Selzer states that the connection between helping and hurting triggers somebody for being progressively more unhappy in their attempts to help someone. The progression in unhappiness and despair is definitely shown throughout the emotional composition surrounding the key character in the short history “The Knife. ” Since the cosmetic surgeon begins the surgery to save the person’s life the author uses words such as, “tulip, inch “slender, inch “gleaming, ” and “quietude, ” which in turn all stimulate a feeling of tranquility and comfort within the reader. This use of imagery helps you to explain to the reader that as one begins helping another person, while the cosmetic surgeon in the tale is, that they feel a feeling of happiness, although quickly the feelings of joy are blackened with feelings of fear that one is usually, in fact , harming the person which they are aiming to help.
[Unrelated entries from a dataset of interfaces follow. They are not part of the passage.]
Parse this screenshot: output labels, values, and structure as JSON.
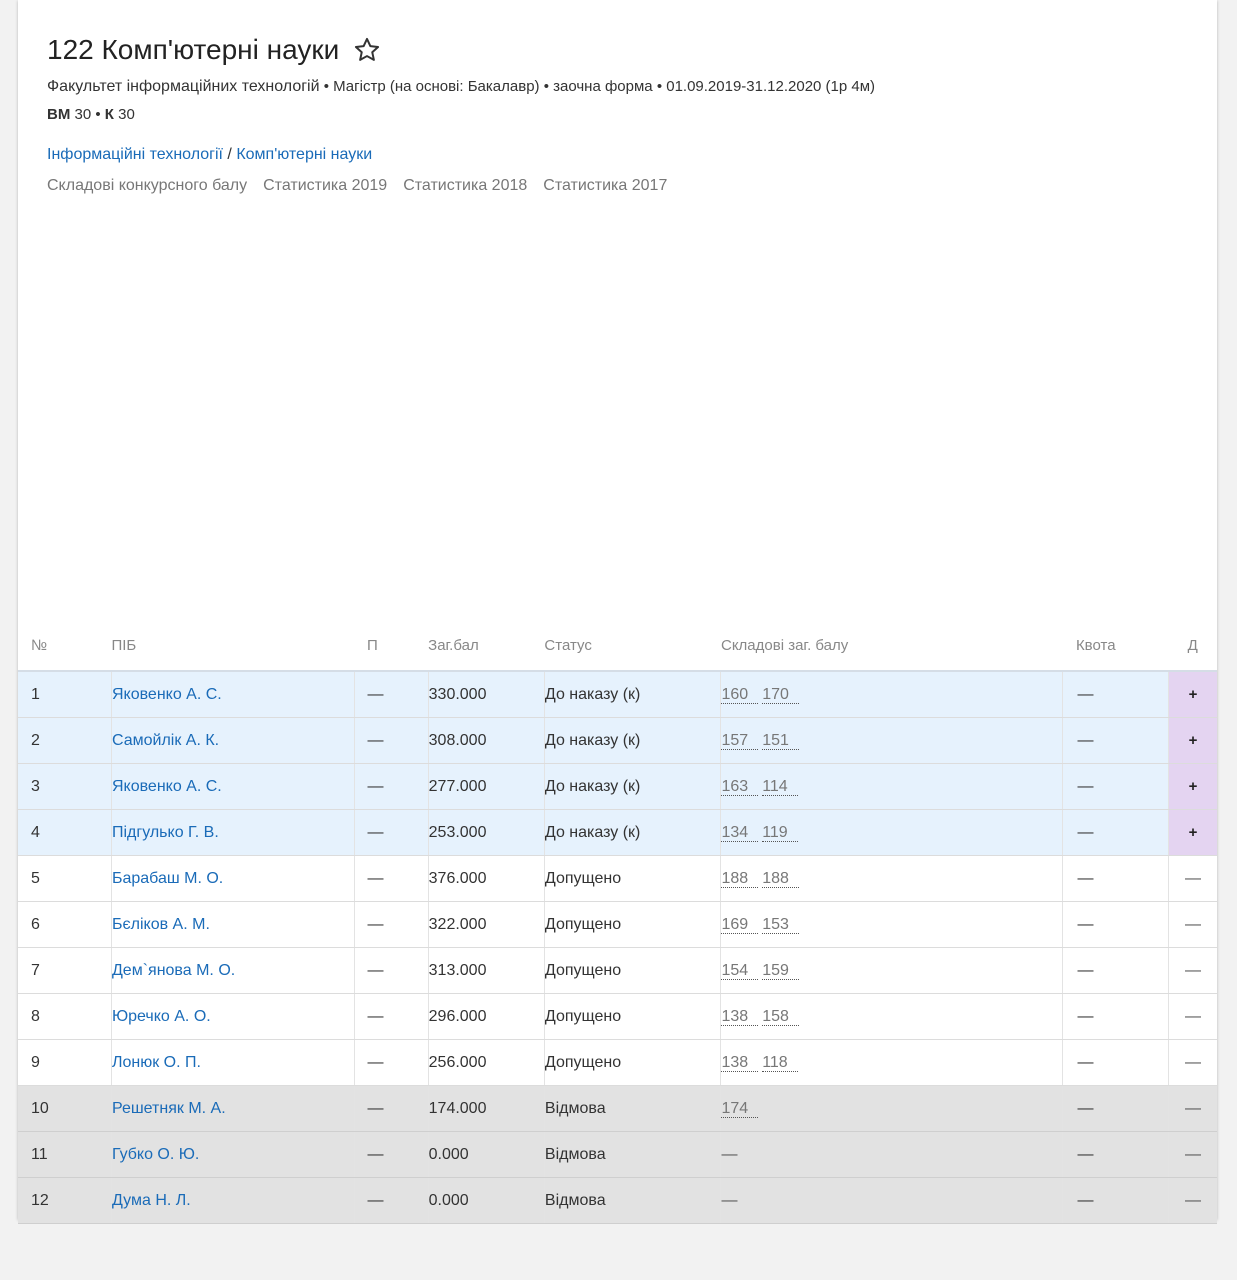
{
  "header": {
    "title": "122 Комп'ютерні науки",
    "meta_faculty": "Факультет інформаційних технологій",
    "meta_rest": " • Магістр (на основі: Бакалавр) • заочна форма • 01.09.2019-31.12.2020 (1р 4м)",
    "quota_vm_label": "ВМ",
    "quota_vm_value": " 30 • ",
    "quota_k_label": "К",
    "quota_k_value": " 30",
    "breadcrumb_1": "Інформаційні технології",
    "breadcrumb_sep": " / ",
    "breadcrumb_2": "Комп'ютерні науки",
    "tabs": [
      "Складові конкурсного балу",
      "Статистика 2019",
      "Статистика 2018",
      "Статистика 2017"
    ]
  },
  "table": {
    "columns": [
      "№",
      "ПІБ",
      "П",
      "Заг.бал",
      "Статус",
      "Складові заг. балу",
      "Квота",
      "Д"
    ],
    "rows": [
      {
        "num": "1",
        "name": "Яковенко А. С.",
        "p": "—",
        "score": "330.000",
        "status": "До наказу (к)",
        "comp": [
          "160",
          "170"
        ],
        "quota": "—",
        "d": "+"
      },
      {
        "num": "2",
        "name": "Самойлік А. К.",
        "p": "—",
        "score": "308.000",
        "status": "До наказу (к)",
        "comp": [
          "157",
          "151"
        ],
        "quota": "—",
        "d": "+"
      },
      {
        "num": "3",
        "name": "Яковенко А. С.",
        "p": "—",
        "score": "277.000",
        "status": "До наказу (к)",
        "comp": [
          "163",
          "114"
        ],
        "quota": "—",
        "d": "+"
      },
      {
        "num": "4",
        "name": "Підгулько Г. В.",
        "p": "—",
        "score": "253.000",
        "status": "До наказу (к)",
        "comp": [
          "134",
          "119"
        ],
        "quota": "—",
        "d": "+"
      },
      {
        "num": "5",
        "name": "Барабаш М. О.",
        "p": "—",
        "score": "376.000",
        "status": "Допущено",
        "comp": [
          "188",
          "188"
        ],
        "quota": "—",
        "d": "—"
      },
      {
        "num": "6",
        "name": "Бєліков А. М.",
        "p": "—",
        "score": "322.000",
        "status": "Допущено",
        "comp": [
          "169",
          "153"
        ],
        "quota": "—",
        "d": "—"
      },
      {
        "num": "7",
        "name": "Дем`янова М. О.",
        "p": "—",
        "score": "313.000",
        "status": "Допущено",
        "comp": [
          "154",
          "159"
        ],
        "quota": "—",
        "d": "—"
      },
      {
        "num": "8",
        "name": "Юречко А. О.",
        "p": "—",
        "score": "296.000",
        "status": "Допущено",
        "comp": [
          "138",
          "158"
        ],
        "quota": "—",
        "d": "—"
      },
      {
        "num": "9",
        "name": "Лонюк О. П.",
        "p": "—",
        "score": "256.000",
        "status": "Допущено",
        "comp": [
          "138",
          "118"
        ],
        "quota": "—",
        "d": "—"
      },
      {
        "num": "10",
        "name": "Решетняк М. А.",
        "p": "—",
        "score": "174.000",
        "status": "Відмова",
        "comp": [
          "174"
        ],
        "quota": "—",
        "d": "—"
      },
      {
        "num": "11",
        "name": "Губко О. Ю.",
        "p": "—",
        "score": "0.000",
        "status": "Відмова",
        "comp": [],
        "comp_empty": "—",
        "quota": "—",
        "d": "—"
      },
      {
        "num": "12",
        "name": "Дума Н. Л.",
        "p": "—",
        "score": "0.000",
        "status": "Відмова",
        "comp": [],
        "comp_empty": "—",
        "quota": "—",
        "d": "—"
      }
    ]
  },
  "colors": {
    "link": "#1a6bb8",
    "row_ordered": "#e6f2fd",
    "row_rejected": "#e2e2e2",
    "d_highlight": "#e4d4f1"
  }
}
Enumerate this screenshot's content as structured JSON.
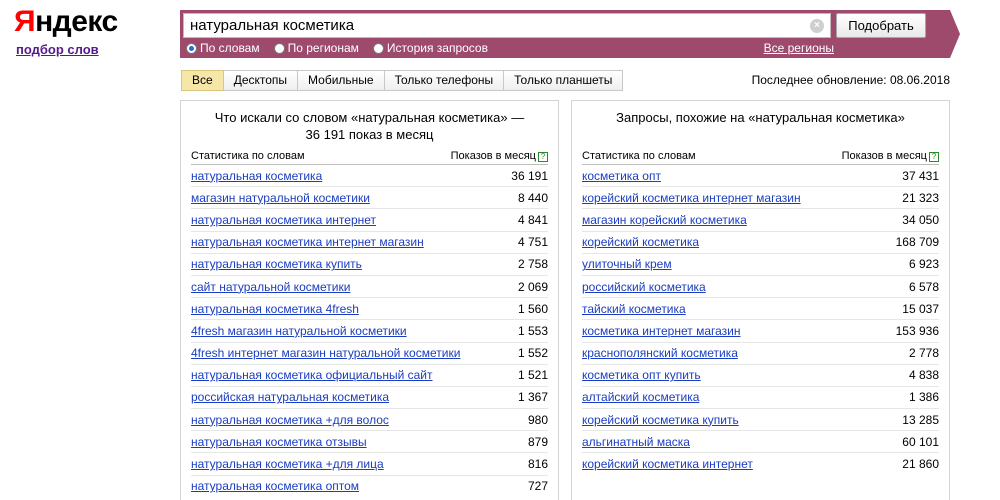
{
  "logo": {
    "first_letter": "Я",
    "rest": "ндекс",
    "subtitle": "подбор слов"
  },
  "search": {
    "value": "натуральная косметика",
    "button_label": "Подобрать",
    "clear_icon": "×",
    "modes": [
      {
        "label": "По словам",
        "selected": true
      },
      {
        "label": "По регионам",
        "selected": false
      },
      {
        "label": "История запросов",
        "selected": false
      }
    ],
    "regions_link": "Все регионы"
  },
  "tabs": [
    "Все",
    "Десктопы",
    "Мобильные",
    "Только телефоны",
    "Только планшеты"
  ],
  "last_updated": "Последнее обновление: 08.06.2018",
  "left_panel": {
    "title": "Что искали со словом «натуральная косметика» — 36 191 показ в месяц",
    "col_words": "Статистика по словам",
    "col_shows": "Показов в месяц",
    "help_icon": "?",
    "rows": [
      {
        "q": "натуральная косметика",
        "n": "36 191"
      },
      {
        "q": "магазин натуральной косметики",
        "n": "8 440"
      },
      {
        "q": "натуральная косметика интернет",
        "n": "4 841"
      },
      {
        "q": "натуральная косметика интернет магазин",
        "n": "4 751"
      },
      {
        "q": "натуральная косметика купить",
        "n": "2 758"
      },
      {
        "q": "сайт натуральной косметики",
        "n": "2 069"
      },
      {
        "q": "натуральная косметика 4fresh",
        "n": "1 560"
      },
      {
        "q": "4fresh магазин натуральной косметики",
        "n": "1 553"
      },
      {
        "q": "4fresh интернет магазин натуральной косметики",
        "n": "1 552"
      },
      {
        "q": "натуральная косметика официальный сайт",
        "n": "1 521"
      },
      {
        "q": "российская натуральная косметика",
        "n": "1 367"
      },
      {
        "q": "натуральная косметика +для волос",
        "n": "980"
      },
      {
        "q": "натуральная косметика отзывы",
        "n": "879"
      },
      {
        "q": "натуральная косметика +для лица",
        "n": "816"
      },
      {
        "q": "натуральная косметика оптом",
        "n": "727"
      }
    ]
  },
  "right_panel": {
    "title": "Запросы, похожие на «натуральная косметика»",
    "col_words": "Статистика по словам",
    "col_shows": "Показов в месяц",
    "help_icon": "?",
    "rows": [
      {
        "q": "косметика опт",
        "n": "37 431"
      },
      {
        "q": "корейский косметика интернет магазин",
        "n": "21 323"
      },
      {
        "q": "магазин корейский косметика",
        "n": "34 050"
      },
      {
        "q": "корейский косметика",
        "n": "168 709"
      },
      {
        "q": "улиточный крем",
        "n": "6 923"
      },
      {
        "q": "российский косметика",
        "n": "6 578"
      },
      {
        "q": "тайский косметика",
        "n": "15 037"
      },
      {
        "q": "косметика интернет магазин",
        "n": "153 936"
      },
      {
        "q": "краснополянский косметика",
        "n": "2 778"
      },
      {
        "q": "косметика опт купить",
        "n": "4 838"
      },
      {
        "q": "алтайский косметика",
        "n": "1 386"
      },
      {
        "q": "корейский косметика купить",
        "n": "13 285"
      },
      {
        "q": "альгинатный маска",
        "n": "60 101"
      },
      {
        "q": "корейский косметика интернет",
        "n": "21 860"
      }
    ]
  }
}
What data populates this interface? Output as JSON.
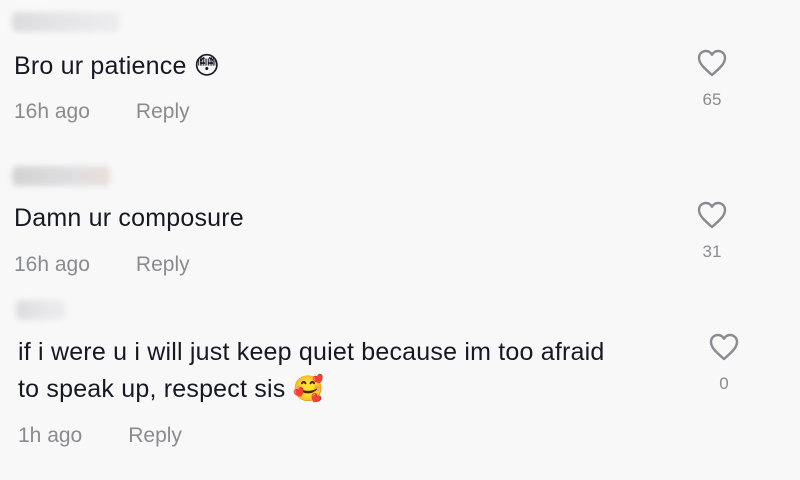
{
  "comments": [
    {
      "text": "Bro ur patience 😳",
      "time": "16h ago",
      "reply_label": "Reply",
      "likes": "65",
      "like_icon": "heart-outline-icon"
    },
    {
      "text": "Damn ur composure",
      "time": "16h ago",
      "reply_label": "Reply",
      "likes": "31",
      "like_icon": "heart-outline-icon"
    },
    {
      "text_line1": "if i were u i will just keep quiet because im too afraid",
      "text_line2": "to speak up, respect sis 🥰",
      "time": "1h ago",
      "reply_label": "Reply",
      "likes": "0",
      "like_icon": "heart-outline-icon"
    }
  ],
  "colors": {
    "background": "#f8f8f8",
    "text": "#161823",
    "secondary_text": "#8a8b91"
  }
}
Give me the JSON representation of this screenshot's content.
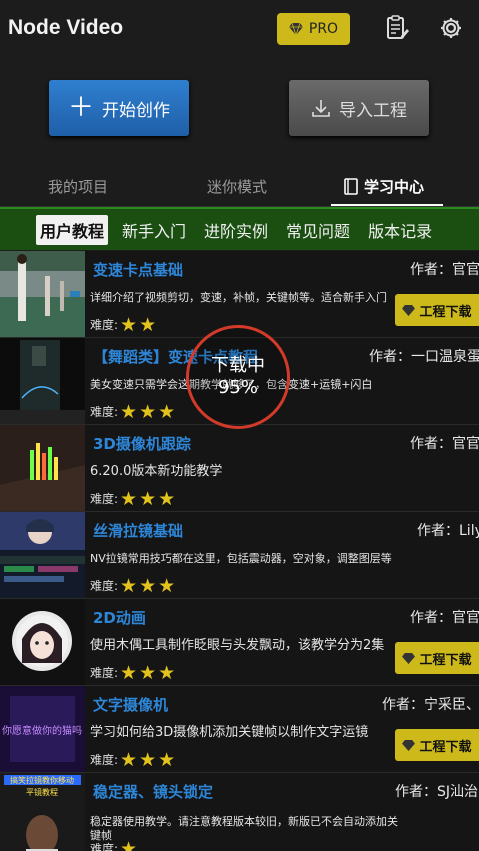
{
  "header": {
    "title": "Node Video",
    "pro_label": "PRO"
  },
  "actions": {
    "start": "开始创作",
    "import": "导入工程"
  },
  "main_tabs": [
    "我的项目",
    "迷你模式",
    "学习中心"
  ],
  "sub_tabs": [
    "用户教程",
    "新手入门",
    "进阶实例",
    "常见问题",
    "版本记录"
  ],
  "difficulty_label": "难度:",
  "download_label": "工程下载",
  "loading": {
    "text": "下载中",
    "percent": "95%",
    "progress": 0.95
  },
  "tutorials": [
    {
      "title": "变速卡点基础",
      "author": "作者：官官",
      "desc": "详细介绍了视频剪切，变速，补帧，关键帧等。适合新手入门",
      "stars": 2,
      "download": true
    },
    {
      "title": "【舞蹈类】变速卡点教程",
      "author": "作者：一口温泉蛋",
      "desc": "美女变速只需学会这期教学就够了，包含变速+运镜+闪白",
      "stars": 3,
      "download": false
    },
    {
      "title": "3D摄像机跟踪",
      "author": "作者：官官",
      "desc": "6.20.0版本新功能教学",
      "stars": 3,
      "download": false
    },
    {
      "title": "丝滑拉镜基础",
      "author": "作者：Lily",
      "desc": "NV拉镜常用技巧都在这里，包括震动器，空对象，调整图层等",
      "stars": 3,
      "download": false
    },
    {
      "title": "2D动画",
      "author": "作者：官官",
      "desc": "使用木偶工具制作眨眼与头发飘动，该教学分为2集",
      "stars": 3,
      "download": true
    },
    {
      "title": "文字摄像机",
      "author": "作者：宁采臣、",
      "desc": "学习如何给3D摄像机添加关键帧以制作文字运镜",
      "stars": 3,
      "download": true
    },
    {
      "title": "稳定器、镜头锁定",
      "author": "作者：SJ汕治",
      "desc": "稳定器使用教学。请注意教程版本较旧，新版已不会自动添加关",
      "desc2": "键帧",
      "stars": 1,
      "download": false
    }
  ],
  "thumb_texts": {
    "t7a": "搞笑拉镜教你移动",
    "t7b": "平镜教程",
    "t6": "你愿意做你的猫吗"
  },
  "colors": {
    "accent_gold": "#cdb91a",
    "title_blue": "#2d86d8",
    "subtab_green": "#1b4f12",
    "loading_red": "#d23a2a"
  }
}
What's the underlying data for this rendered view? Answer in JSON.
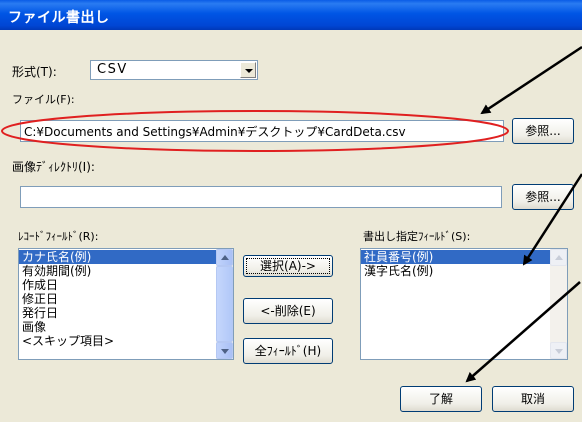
{
  "window": {
    "title": "ファイル書出し"
  },
  "format": {
    "label": "形式(T):",
    "value": "CSV"
  },
  "file": {
    "label": "ファイル(F):",
    "path": "C:¥Documents and Settings¥Admin¥デスクトップ¥CardDeta.csv",
    "browse_label": "参照..."
  },
  "image_dir": {
    "label": "画像ﾃﾞｨﾚｸﾄﾘ(I):",
    "path": "",
    "browse_label": "参照..."
  },
  "record_fields": {
    "label": "ﾚｺｰﾄﾞﾌｨｰﾙﾄﾞ(R):",
    "items": [
      "カナ氏名(例)",
      "有効期間(例)",
      "作成日",
      "修正日",
      "発行日",
      "画像",
      "<スキップ項目>"
    ],
    "selected_index": 0
  },
  "export_fields": {
    "label": "書出し指定ﾌｨｰﾙﾄﾞ(S):",
    "items": [
      "社員番号(例)",
      "漢字氏名(例)"
    ],
    "selected_index": 0
  },
  "actions": {
    "select_label": "選択(A)->",
    "delete_label": "<-削除(E)",
    "all_fields_label": "全ﾌｨｰﾙﾄﾞ(H)"
  },
  "footer": {
    "ok_label": "了解",
    "cancel_label": "取消"
  },
  "colors": {
    "title_bar": "#0055e5",
    "selection": "#316ac5",
    "annotation_arrow": "#000000",
    "annotation_ellipse": "#e02020",
    "dialog_bg": "#ece9d8"
  }
}
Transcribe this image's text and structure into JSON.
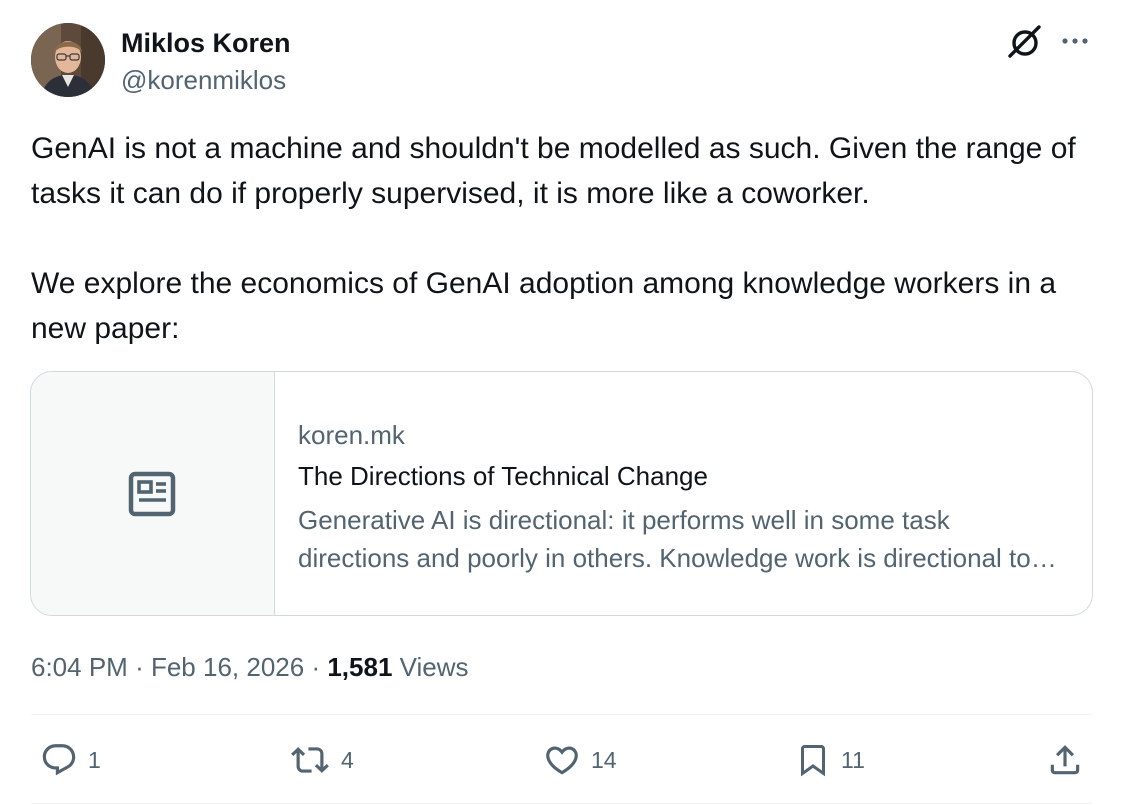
{
  "author": {
    "name": "Miklos Koren",
    "handle": "@korenmiklos"
  },
  "tweet": {
    "paragraphs": [
      "GenAI is not a machine and shouldn't be modelled as such. Given the range of tasks it can do if properly supervised, it is more like a coworker.",
      "We explore the economics of GenAI adoption among knowledge workers in a new paper:"
    ]
  },
  "link_card": {
    "domain": "koren.mk",
    "title": "The Directions of Technical Change",
    "description": "Generative AI is directional: it performs well in some task directions and poorly in others. Knowledge work is directional too — each occupation demands a specific mix of tasks.",
    "icon": "article-icon"
  },
  "meta": {
    "time": "6:04 PM",
    "separator": "·",
    "date": "Feb 16, 2026",
    "views_count": "1,581",
    "views_label": "Views"
  },
  "actions": {
    "reply": {
      "icon": "reply-icon",
      "count": "1"
    },
    "retweet": {
      "icon": "retweet-icon",
      "count": "4"
    },
    "like": {
      "icon": "heart-icon",
      "count": "14"
    },
    "bookmark": {
      "icon": "bookmark-icon",
      "count": "11"
    },
    "share": {
      "icon": "share-icon"
    }
  },
  "header_icons": {
    "grok": "grok-icon",
    "more": "more-icon"
  },
  "colors": {
    "text_primary": "#0f1419",
    "text_secondary": "#536471",
    "border": "#cfd9de",
    "card_thumb_bg": "#f7f9f9"
  }
}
The emotional interconnection between useful assistance and injuring helps to focus on the point that by supporting a person one becomes more unsatisfied because one may believe that they are really actually hurting the person that they set out to support, which adds tension to a person causing mental turmoil. This is certainly shown in the short history with Selzer’s use of images in phrases like “impaled” and “dangerous. ” Selzer argues his point further more by speaking about the stress place on somebody when he or the girl with trying to help somebody else.
Selzer discusses just how people become stressed every time they try to help somebody else and how this stress relates to becoming unhappy anytime one is trying to be helpful. Selzer uses the surgeon in the story like a metaphor for the stress that people are put under when the try to support somebody. Most people have problems, Selzer communicates this kind of idea of challenges through the individual in the tale. The patient were required to put her or his fate totally in the doctor’s hands and this kind of pressure in true to life can be incredibly stressful to whoever is controlling somebody else’s fate. Selzer shows metaphorically the stress that people feel throughout the character in the surgeon who, when it is moment for business, echoes slowly, quietly, and flatly as if you cannot find any more delight in the world. Even when one efficiently helps another person there is a part that cannot be completely healed, just like how a surgeon leaves scars in the patients. Selzer believes the fact that stress of knowing that an individual has scarred another person permanently only adds to his or her disappointment.
Selzer’s proven fact that helping leads to unhappiness is accurate because of the stress that one must deal with however it is definitely an incredibly pessimistic way to consider helping. Being an is not really entirely a help or possibly a hindrance, you can not always be entirely content or miserable after supporting. The bittersweet feeling that people derive coming from a hard yet productive work day is the same feeling that people derive via helping others. They understand that they can under no circumstances entirely support but to do their best can be described as reward. Selzer recognizes the unhappiness in assisting just as university student recognize the exhaustion after having a night of getting together with friends, it truly is present and uncomfortable but the unhappiness can only be present in case you first truly feel happiness. If perhaps Selzer’s discussion were entirely true, that helpfulness and charity particular breed of dog unhappiness, the philanthropists during history would never have bestowed money to charity. Toby Carnegie probably would not have offered so much to poor areas if he was entirely unsatisfied doing so. Selzer’s argument is valid but not totally as it neglects the satisfaction derived from assisting and focuses only in unhappiness.